• Dataset extract:
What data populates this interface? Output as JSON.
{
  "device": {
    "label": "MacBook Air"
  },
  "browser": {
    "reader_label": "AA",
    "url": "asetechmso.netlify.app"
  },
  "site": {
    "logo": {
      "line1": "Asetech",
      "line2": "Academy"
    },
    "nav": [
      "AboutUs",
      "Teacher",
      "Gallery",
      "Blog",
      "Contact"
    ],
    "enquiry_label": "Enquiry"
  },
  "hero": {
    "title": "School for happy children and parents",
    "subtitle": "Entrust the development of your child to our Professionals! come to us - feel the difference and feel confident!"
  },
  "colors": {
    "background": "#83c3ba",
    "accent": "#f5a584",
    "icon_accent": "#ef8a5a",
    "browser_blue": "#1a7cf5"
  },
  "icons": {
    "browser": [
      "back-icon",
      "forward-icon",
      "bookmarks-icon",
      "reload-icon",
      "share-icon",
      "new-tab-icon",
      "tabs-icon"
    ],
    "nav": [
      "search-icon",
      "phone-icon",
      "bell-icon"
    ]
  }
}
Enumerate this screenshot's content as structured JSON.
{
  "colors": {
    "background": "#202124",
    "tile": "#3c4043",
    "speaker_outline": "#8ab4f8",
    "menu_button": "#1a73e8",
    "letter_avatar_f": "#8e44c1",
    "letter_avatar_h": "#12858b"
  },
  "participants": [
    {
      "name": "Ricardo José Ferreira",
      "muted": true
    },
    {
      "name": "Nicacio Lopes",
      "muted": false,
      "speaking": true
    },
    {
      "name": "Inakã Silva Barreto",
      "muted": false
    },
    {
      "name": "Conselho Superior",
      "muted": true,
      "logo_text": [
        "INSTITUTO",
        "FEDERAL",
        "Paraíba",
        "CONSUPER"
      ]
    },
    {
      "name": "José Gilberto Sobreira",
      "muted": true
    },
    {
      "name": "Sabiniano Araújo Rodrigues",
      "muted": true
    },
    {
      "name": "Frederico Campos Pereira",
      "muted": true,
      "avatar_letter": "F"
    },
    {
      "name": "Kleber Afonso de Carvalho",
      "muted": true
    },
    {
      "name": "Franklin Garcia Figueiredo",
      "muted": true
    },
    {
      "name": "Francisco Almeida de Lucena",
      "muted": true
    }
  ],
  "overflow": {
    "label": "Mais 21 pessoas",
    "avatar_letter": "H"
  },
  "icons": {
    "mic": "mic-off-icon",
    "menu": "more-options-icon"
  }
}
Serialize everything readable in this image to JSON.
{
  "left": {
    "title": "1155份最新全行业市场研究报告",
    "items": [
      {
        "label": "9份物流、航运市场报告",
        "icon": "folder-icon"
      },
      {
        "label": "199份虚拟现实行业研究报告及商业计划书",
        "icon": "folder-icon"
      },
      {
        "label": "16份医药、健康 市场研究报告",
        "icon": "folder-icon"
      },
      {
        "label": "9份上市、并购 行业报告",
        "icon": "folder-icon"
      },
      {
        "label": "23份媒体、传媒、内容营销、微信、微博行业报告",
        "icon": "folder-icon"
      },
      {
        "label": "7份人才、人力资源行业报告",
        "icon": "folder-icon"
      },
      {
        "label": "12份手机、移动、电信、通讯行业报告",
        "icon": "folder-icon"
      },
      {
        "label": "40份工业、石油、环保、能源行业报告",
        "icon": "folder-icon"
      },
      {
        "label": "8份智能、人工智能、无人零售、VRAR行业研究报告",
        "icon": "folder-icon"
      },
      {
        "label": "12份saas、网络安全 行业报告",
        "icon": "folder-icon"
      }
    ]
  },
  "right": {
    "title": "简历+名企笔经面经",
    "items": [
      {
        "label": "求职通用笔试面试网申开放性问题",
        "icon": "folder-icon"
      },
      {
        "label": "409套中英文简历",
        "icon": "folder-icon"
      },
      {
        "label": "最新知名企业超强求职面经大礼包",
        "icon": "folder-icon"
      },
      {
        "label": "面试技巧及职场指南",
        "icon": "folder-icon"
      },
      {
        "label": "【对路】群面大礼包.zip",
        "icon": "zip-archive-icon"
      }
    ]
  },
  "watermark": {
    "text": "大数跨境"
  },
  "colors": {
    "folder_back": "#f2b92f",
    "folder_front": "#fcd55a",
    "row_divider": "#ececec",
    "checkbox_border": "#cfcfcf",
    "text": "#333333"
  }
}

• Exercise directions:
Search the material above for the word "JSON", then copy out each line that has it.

• The completed task:
What data populates this interface? Output as JSON.
Enumerate this screenshot's content as structured JSON.
Serialize everything readable in this image to JSON.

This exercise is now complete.